About this paper:
Appears in: EDULEARN17 Proceedings
Publication year: 2017
Pages: 1761-1769
ISBN: 978-84-697-3777-4
ISSN: 2340-1117
doi: 10.21125/edulearn.2017.1376
Conference name: 9th International Conference on Education and New Learning Technologies
Dates: 3-5 July, 2017
Location: Barcelona, Spain
This paper explores the use of virtual environments for the purpose of training visually impaired individuals in the use of the Sound of Vision sensory substitution solution. Sound of Vision is a wearable device which scans the environment using various cameras and converts the extracted information into audio and haptic stimuli. Proficiency with this advanced sensory substitution solution comes through training.

Part of the Sound of Vision training strategy is based on a set of gamified virtual environments, as a safe, cost-effective, motivating and efficient tool. Most serious games are specifically designed for training or educating users, rather than entertainment, and in most cases, users play them out of necessity to gain a practical skill set - which is also the case for our visually impaired users. It includes a set of realistic environments that expose the user to daily tasks, a fantasy environment which exposes to similar tasks but with a fantasy storyline and a large number of mini-games, each focused on developing a specific skill. This paper focuses on these mini-games contained in the Sound of Vision Virtual Training Environments, the skills they teach the user and the ways they contribute to the serious game by providing engagement, entertainment and challenge. Each mini-game provides an environment which favors various essential skills such as navigating a 3D environment, detecting an object's location or differentiating between two or more sources of information.

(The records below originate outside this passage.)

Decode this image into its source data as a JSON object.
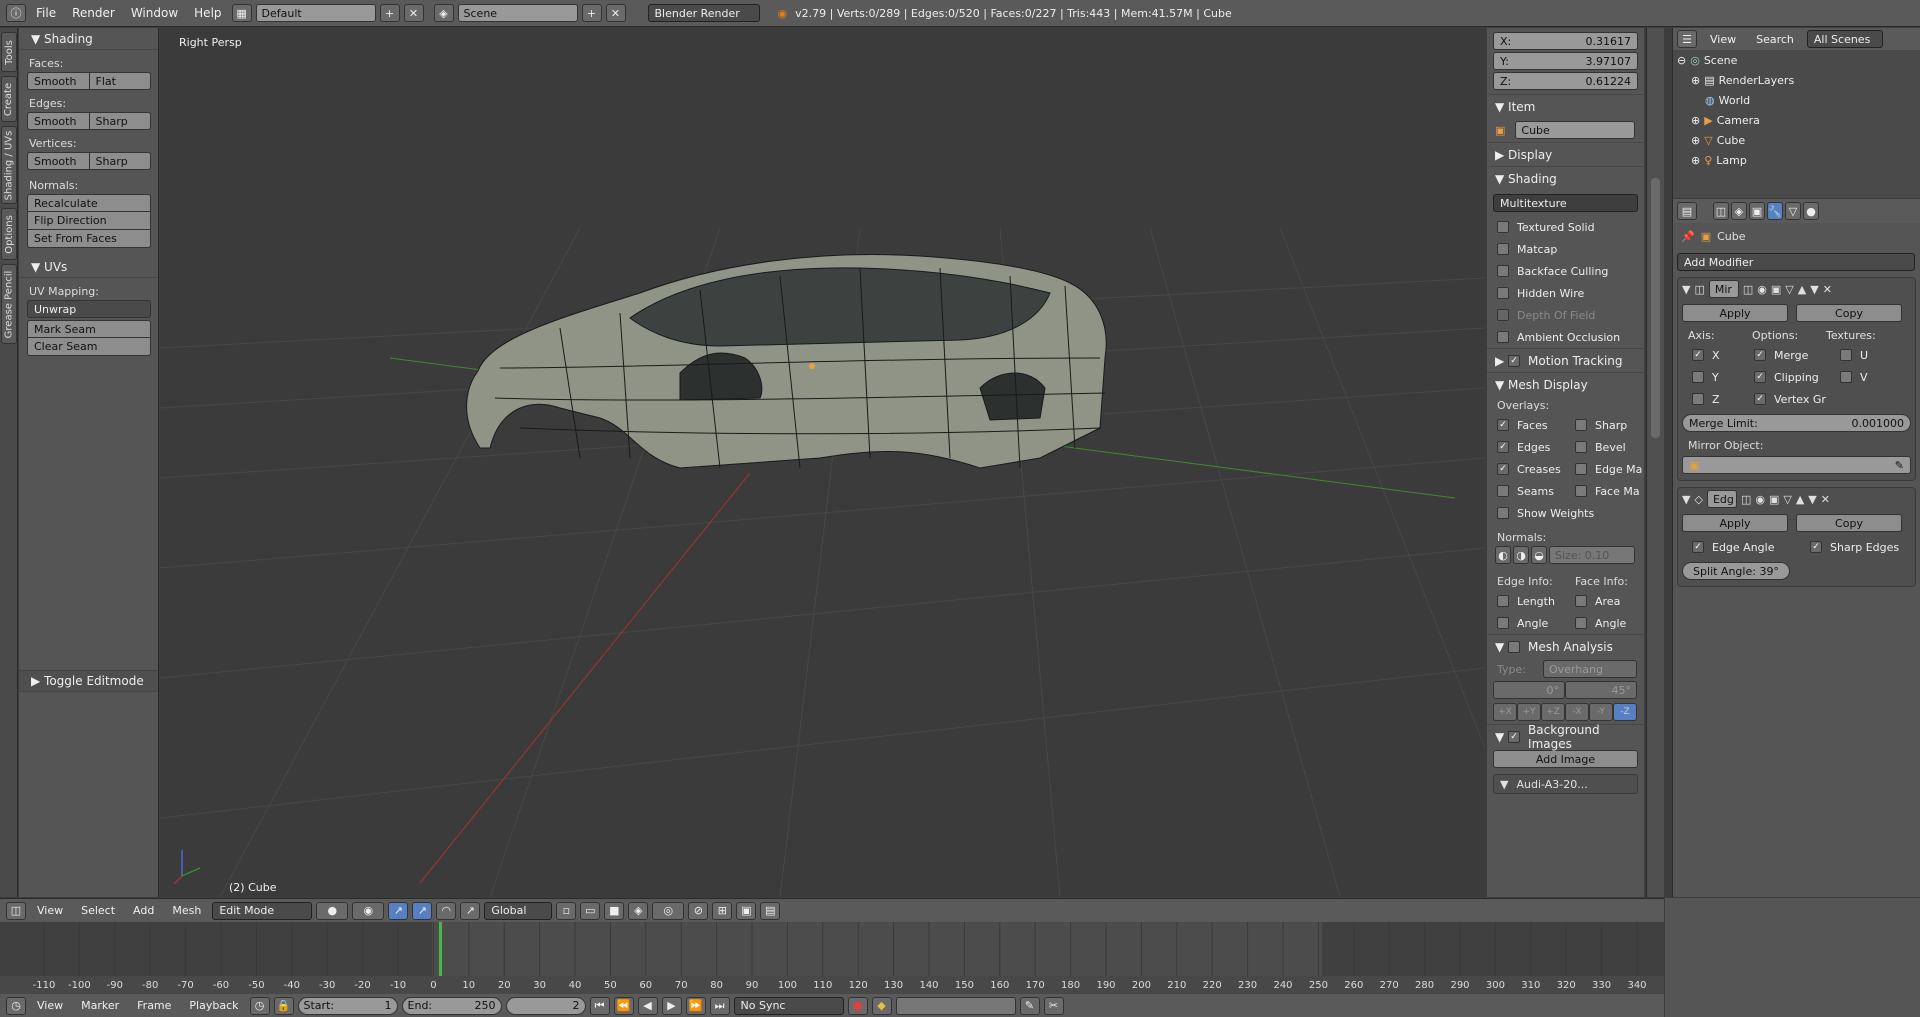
{
  "topbar": {
    "menus": [
      "File",
      "Render",
      "Window",
      "Help"
    ],
    "layout": "Default",
    "scene": "Scene",
    "engine": "Blender Render",
    "stats": "v2.79 | Verts:0/289 | Edges:0/520 | Faces:0/227 | Tris:443 | Mem:41.57M | Cube"
  },
  "tabs": [
    "Tools",
    "Create",
    "Shading / UVs",
    "Options",
    "Grease Pencil"
  ],
  "toolshelf": {
    "shading_title": "Shading",
    "faces_label": "Faces:",
    "faces_smooth": "Smooth",
    "faces_flat": "Flat",
    "edges_label": "Edges:",
    "edges_smooth": "Smooth",
    "edges_sharp": "Sharp",
    "vertices_label": "Vertices:",
    "vertices_smooth": "Smooth",
    "vertices_sharp": "Sharp",
    "normals_label": "Normals:",
    "recalculate": "Recalculate",
    "flip_direction": "Flip Direction",
    "set_from_faces": "Set From Faces",
    "uvs_title": "UVs",
    "uv_mapping_label": "UV Mapping:",
    "unwrap": "Unwrap",
    "mark_seam": "Mark Seam",
    "clear_seam": "Clear Seam",
    "toggle_editmode": "Toggle Editmode"
  },
  "viewport": {
    "view_name": "Right Persp",
    "object_label": "(2) Cube"
  },
  "npanel": {
    "x_label": "X:",
    "x_value": "0.31617",
    "y_label": "Y:",
    "y_value": "3.97107",
    "z_label": "Z:",
    "z_value": "0.61224",
    "item_title": "Item",
    "item_name": "Cube",
    "display_title": "Display",
    "shading_title": "Shading",
    "shading_mode": "Multitexture",
    "textured_solid": "Textured Solid",
    "matcap": "Matcap",
    "backface_culling": "Backface Culling",
    "hidden_wire": "Hidden Wire",
    "depth_of_field": "Depth Of Field",
    "ambient_occlusion": "Ambient Occlusion",
    "motion_tracking": "Motion Tracking",
    "mesh_display": "Mesh Display",
    "overlays_label": "Overlays:",
    "faces": "Faces",
    "sharp": "Sharp",
    "edges": "Edges",
    "bevel": "Bevel",
    "creases": "Creases",
    "edge_ma": "Edge Ma",
    "seams": "Seams",
    "face_ma": "Face Ma",
    "show_weights": "Show Weights",
    "normals_label": "Normals:",
    "size": "Size:  0.10",
    "edge_info": "Edge Info:",
    "face_info": "Face Info:",
    "length": "Length",
    "area": "Area",
    "angle_e": "Angle",
    "angle_f": "Angle",
    "mesh_analysis": "Mesh Analysis",
    "type_label": "Type:",
    "type_value": "Overhang",
    "deg_min": "0°",
    "deg_max": "45°",
    "axes": [
      "+X",
      "+Y",
      "+Z",
      "-X",
      "-Y",
      "-Z"
    ],
    "background_images": "Background Images",
    "add_image": "Add Image",
    "image_name": "Audi-A3-20..."
  },
  "outliner": {
    "menus": [
      "View",
      "Search"
    ],
    "filter": "All Scenes",
    "items": [
      "Scene",
      "RenderLayers",
      "World",
      "Camera",
      "Cube",
      "Lamp"
    ]
  },
  "props": {
    "object_name": "Cube",
    "add_modifier": "Add Modifier",
    "mirror_name": "Mir",
    "apply": "Apply",
    "copy": "Copy",
    "axis_label": "Axis:",
    "options_label": "Options:",
    "textures_label": "Textures:",
    "x": "X",
    "y": "Y",
    "z": "Z",
    "merge": "Merge",
    "clipping": "Clipping",
    "vertex_gr": "Vertex Gr",
    "u": "U",
    "v": "V",
    "merge_limit_label": "Merge Limit:",
    "merge_limit_value": "0.001000",
    "mirror_object": "Mirror Object:",
    "edge_name": "Edg",
    "apply2": "Apply",
    "copy2": "Copy",
    "edge_angle": "Edge Angle",
    "sharp_edges": "Sharp Edges",
    "split_angle": "Split Angle: 39°"
  },
  "vheader": {
    "menus": [
      "View",
      "Select",
      "Add",
      "Mesh"
    ],
    "mode": "Edit Mode",
    "orientation": "Global"
  },
  "timeline": {
    "ticks": [
      "-110",
      "-100",
      "-90",
      "-80",
      "-70",
      "-60",
      "-50",
      "-40",
      "-30",
      "-20",
      "-10",
      "0",
      "10",
      "20",
      "30",
      "40",
      "50",
      "60",
      "70",
      "80",
      "90",
      "100",
      "110",
      "120",
      "130",
      "140",
      "150",
      "160",
      "170",
      "180",
      "190",
      "200",
      "210",
      "220",
      "230",
      "240",
      "250",
      "260",
      "270",
      "280",
      "290",
      "300",
      "310",
      "320",
      "330",
      "340"
    ],
    "current_frame": 2,
    "menus": [
      "View",
      "Marker",
      "Frame",
      "Playback"
    ],
    "start_label": "Start:",
    "start_value": "1",
    "end_label": "End:",
    "end_value": "250",
    "frame_value": "2",
    "sync": "No Sync"
  },
  "colors": {
    "accent_blue": "#5680c2",
    "check_white": "#ffffff",
    "grid": "#454545",
    "x_axis": "#a33333",
    "y_axis": "#3e8a2a",
    "mesh": "#8f9487"
  }
}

Among the mini-games, we mention:
Tunnel – places the user in a long tunnel that can have multiple 90 degree turns. The task given is to reach the end of the tunnel.
Pickups - tasks the player with going to different locations and collecting pickups. When he reaches the designated location, the current pickup is collected and the next one appears.
Slalom - the player has to traverse an area where multiple obstacles are placed randomly, without touching them. This challenge is designed to train 3D navigation on a more advanced level than Tunnel.
Asteroids - places the player in a fixed position inside an empty space where asteroids appear around them and home in on the user’s location. They have to shoot all the incoming asteroids before they are hit by one.
Catcher - the mini-game limits the player’s movement to one axis (left-right) and creates three lanes in front of them. Pickups are spawned on each lane randomly and head towards the player’s side. The user must catch as many of them as possible by moving left and right between the lanes.
Maze - the player is placed inside a maze and must find a path that leads to a checkpoint to advance to the next level. At lower levels of difficulty all the paths lead to a checkpoint, while at higher levels only one path is correct and the user must find it by trial and error.
Decoys - places the player in a square room. In the room, initially, there is only one pickup. When the player reaches it, another one is spawned, together with a decoy. The player must only collect the pickup.
These mini-games can provide a valuable learning environment for visually impaired users and contribute to the overall effectiveness of the training program designed for a Sensory Substitution Device such as Sound of Vision.